However, the admission of Ukraine into the alliance could further increase hostility between Russia and NATO.
NATO’s repeated failure to offer a timetable for Ukraine’s membership may be a blessing in disguise, at least for the NATO alliance. NATO, possibly the most powerful military alliance in the world is keeping itself from engaging in an avoidable conflict. This is something Western leaders have in their mind as it would cause not just a prolonged conflict but also a protracted one. For the alliance to remain intact, this “fear and insecurity in every word ” as defined by former U.S diplomat John Kornblum, of NATO member states is justified. Russia could resort to significant actions in response to the potential expansion of NATO, particularly its former territories and near-abraod. This is a stance that Russia had conveyed previously, albeit with some level of acceptance in the past when several states from the Warsaw Pact joined NATO. Russia’s concern about having NATO right at its doorstep is also justifiable, as the presence of a formidable military alliance at the border could lead to tensions and, ultimately, the risk of conflict. Additionally, John J. Mearsheimer already anticipated in 2014 that Russian President Vladimir Putin’s ultimate objective was to reclaim the entire territory of Ukraine as part of his broader ambition to revive the old Soviet empire as well as other countries in Russia’s near-abroad. He also argued that NATO’s expansion eastward is the cause of Russian aggression. In other words, the West cannot incorporate Russia’s near-abroad into the sphere of influence without repercussions. Consequently, Russia’s actions in this conflict have established a precedent that any future attempts to exert influence over its nearby territories will be met with severe consequences.
However, if the current conflict remains deadlocked, there’s a possibility that dwindling public support in the West could pose challenges for Ukraine in terms of arms funding and supplies. For instance, in the U.S. public support has softened in 2023 as compared to last year. A similar trend can be seen in Europe as well and if the stalemate remains, this trend is unlikely to change. Consequently, this might pressure the states currently supporting Ukraine to engage in negotiations with Russia to seek a potential resolution to the conflict. Ultimately, if Ukraine were to become a NATO member, it would signify a colossal failure on Russia’s part, given that the core objective of this conflict has been to prevent Ukraine from aligning with the Western security alliance. If negotiations do occur between Western nations and Russia, Ukraine’s NATO membership could become a non-negotiable point for Russia.
In the end, NATO will persist in its reluctance and use of cryptic terms until this crisis is definitively resolved. The alliance is wary of being entangled in an avoidable conflict that could ultimately have global implications. Many experts view this conflict as long, and exhaustive which will unlikely end soon. This would mean the same will be the case for Ukraine’s membership in NATO. Many states have joined the Atlantic alliance before Ukraine and some more may likely join ahead over time.
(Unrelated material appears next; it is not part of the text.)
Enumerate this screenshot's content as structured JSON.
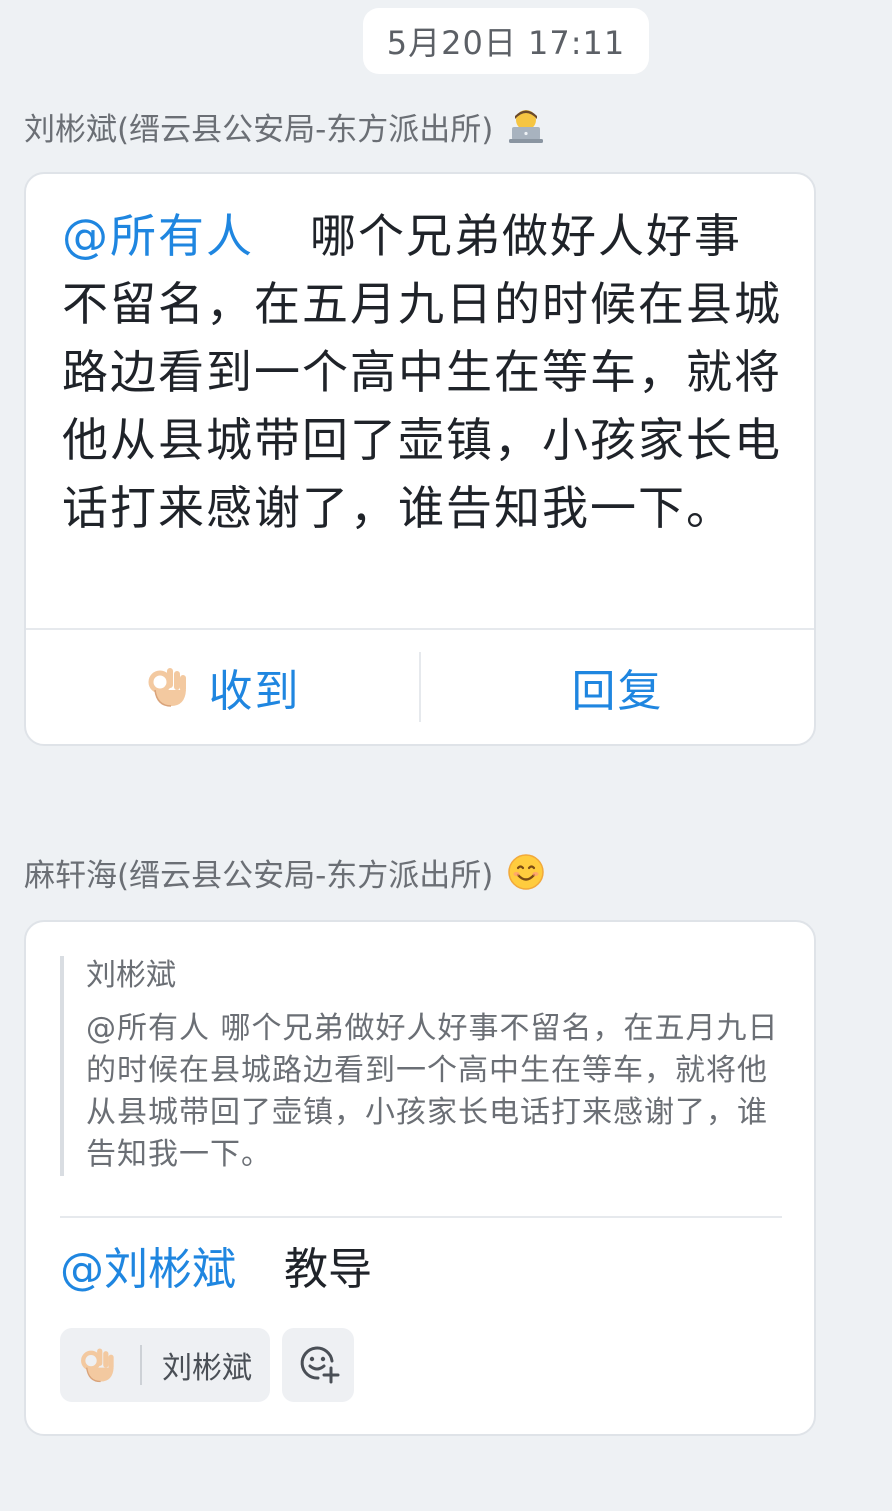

Although the decision of NATO to not give any timetable may be frustrating for the Ukrainians but it may be the one that makes the most sense until the conflict is not concluded and by the looks of it, the conflict is anything but concluded.
Publication Link: https://strafasia.com/the-nato-summit-and-the-ukrainian-conundrum/